I checked ‘wuss’. It means: A person who is physically weak and ineffectual. Often a male person with low courage factor, as in “Tobias, you’re such a WUSS!”  So it means what I thought it did and it seems safe to use for my middle-grade fantasy.

Be forewarned though. The Urban Dictionary is not for wusses. Anyone apparently can add a new word, or define a word and it contains a lot of sexually explicit verbage. What it will give you is very current, up to the minute social connotations for any word you enter in the seach bar. There’s close to 5 million definitions and the Word of the Day section is updated daily with words and phrases you’d be hard-pressed to find all in such a convenient location.

Here’s some examples of the ‘cleaner’ entries:

Fax potato: A person who faxes from one floor to another instead of getting up and running the information because they’re too lazy to get out of their chair.
Protohype: The process of leaking a prototype device to generate buzz about a product you don’t quite yet have ready for market to a friendly tech website who will promote the gizmo well before it’s ready to go.
Tree-book: A book printed on dead trees, i.e. paper, as opposed to an e-book, which only exists electronically. Compare with snail mail.
Pi Time: The time of the day where a digital clock reads 3:14.
Child supervision: When an older person, especially a parent, needs a tech-savvy kid to help him/her with computers or other electronic devices. 

Do you write for middle grade or young adults?  How do stay current with their language and their world?


So you want to be a writer…

Should I let Algernon die, or let him suffer at the whims of his evil brother?
Even cats have trouble with the blank page.

Here’s what I’ve learned about writing in the last three years. When everyone else is:

  1. watching TV, I am probably writing.
  2. sleeping, I am usually writing and editing.
  3. on FaceBook, I’m…ooops…gotta get back to writing.
  4. blogging, I am writing, wishing I had more time to blog.
  5. shopping, I am revising a chapter.
  6. texting and tweeting, I am talking to my MC.
  7. eating, I am eating but it’s at my computer so I can catch up on email, blogs and news.
  8. reading, well,  I might be reading.
  9. showering, I am showering, but usually in writing mode with no way to write down the brilliant idea that came to me.
  10. working out, I am exercising my brain wishing it would burn 300 calories an hour.
  11. cutting the grass, I am letting the grass grow to revise another chapter, or paragraph, or sentence.
  12. cooking, I am throwing something in the crockpot to go revise another chapter, or paragraph, or sentence.

You gotta love writing to be this crazy!

Google ‘street view’–the next best thing to being there

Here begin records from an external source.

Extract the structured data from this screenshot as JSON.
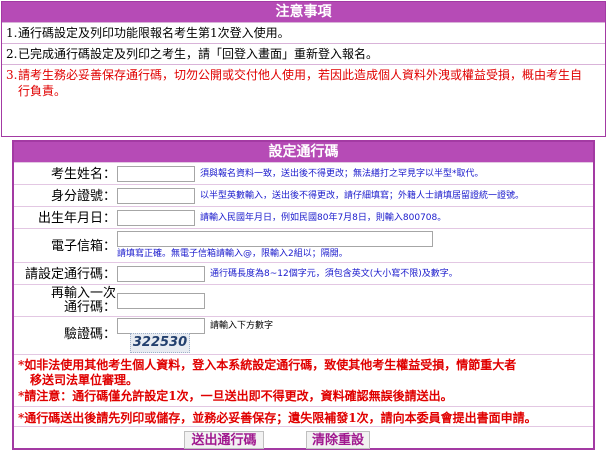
{
  "notice": {
    "title": "注意事項",
    "items": [
      {
        "num": "1.",
        "text": "通行碼設定及列印功能限報名考生第1次登入使用。"
      },
      {
        "num": "2.",
        "text": "已完成通行碼設定及列印之考生，請「回登入畫面」重新登入報名。"
      },
      {
        "num": "3.",
        "text": "請考生務必妥善保存通行碼，切勿公開或交付他人使用，若因此造成個人資料外洩或權益受損，概由考生自行負責。"
      }
    ]
  },
  "form": {
    "title": "設定通行碼",
    "fields": {
      "name": {
        "label": "考生姓名：",
        "hint": "須與報名資料一致，送出後不得更改；無法繕打之罕見字以半型*取代。"
      },
      "id": {
        "label": "身分證號：",
        "hint": "以半型英數輸入，送出後不得更改，請仔細填寫；外籍人士請填居留證統一證號。"
      },
      "birth": {
        "label": "出生年月日：",
        "hint": "請輸入民國年月日，例如民國80年7月8日，則輸入800708。"
      },
      "email": {
        "label": "電子信箱：",
        "hint": "請填寫正確。無電子信箱請輸入@，限輸入2組以；隔開。"
      },
      "password": {
        "label": "請設定通行碼：",
        "hint": "通行碼長度為8~12個字元，須包含英文(大小寫不限)及數字。"
      },
      "confirm": {
        "label_line1": "再輸入一次",
        "label_line2": "通行碼："
      },
      "captcha": {
        "label": "驗證碼：",
        "hint": "請輸入下方數字",
        "code": "322530"
      }
    },
    "warnings": {
      "w1_line1": "*如非法使用其他考生個人資料，登入本系統設定通行碼，致使其他考生權益受損，情節重大者",
      "w1_line2": "移送司法單位審理。",
      "w2": "*請注意：通行碼僅允許設定1次，一旦送出即不得更改，資料確認無誤後請送出。",
      "w3": "*通行碼送出後請先列印或儲存，並務必妥善保存；遺失限補發1次，請向本委員會提出書面申請。"
    },
    "buttons": {
      "submit": "送出通行碼",
      "reset": "清除重設"
    }
  },
  "colors": {
    "header_bg": "#b64bb6",
    "border": "#a33aa3",
    "warning_text": "#e00000",
    "hint_text": "#1a1acc"
  }
}
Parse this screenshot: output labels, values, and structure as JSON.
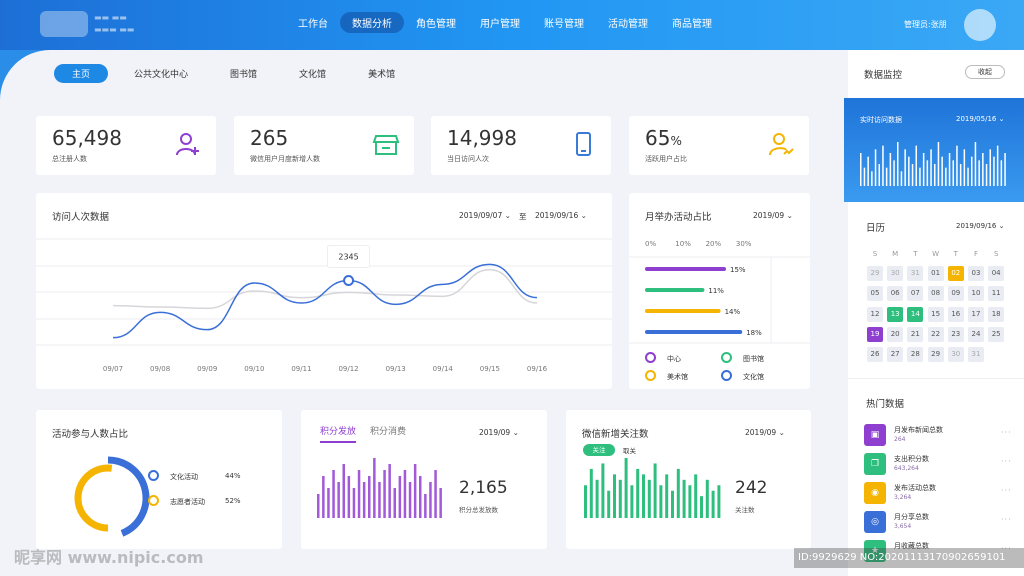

How do you imagine the settings in your book? This is one of my weak spots, especially since one of my settings is in a place I’ve only visited in my imagination. Much as I would prefer to travel and do ‘on location’ research, I’m not at liberty to pack up and fly to London at the moment.

I thought a few images would help round out my descriptions and make them more realistic, so I went to Google maps to search ‘London, secondhand bookshops’. I clicked on ‘street view’ and explored further. Now I’ve played around with Google maps before, but no where quite as interesting as the back streets of London.

I roamed around for, well…way too long…and got lost trying to find my way back to one particular bookshop. I turned corners, zoomed in and out, all without the hassles of getting a ticket because I was on the wrong side of the street.

I swear I felt like I was actually there and could practically enter the shops. I ended up with plenty of visuals that helped me add just the right descriptive touches I was looking for. 

Pretty cool, I thought and I wanted to share with you. Have any of  you ever used Google street view to help bring your story’s setting to life?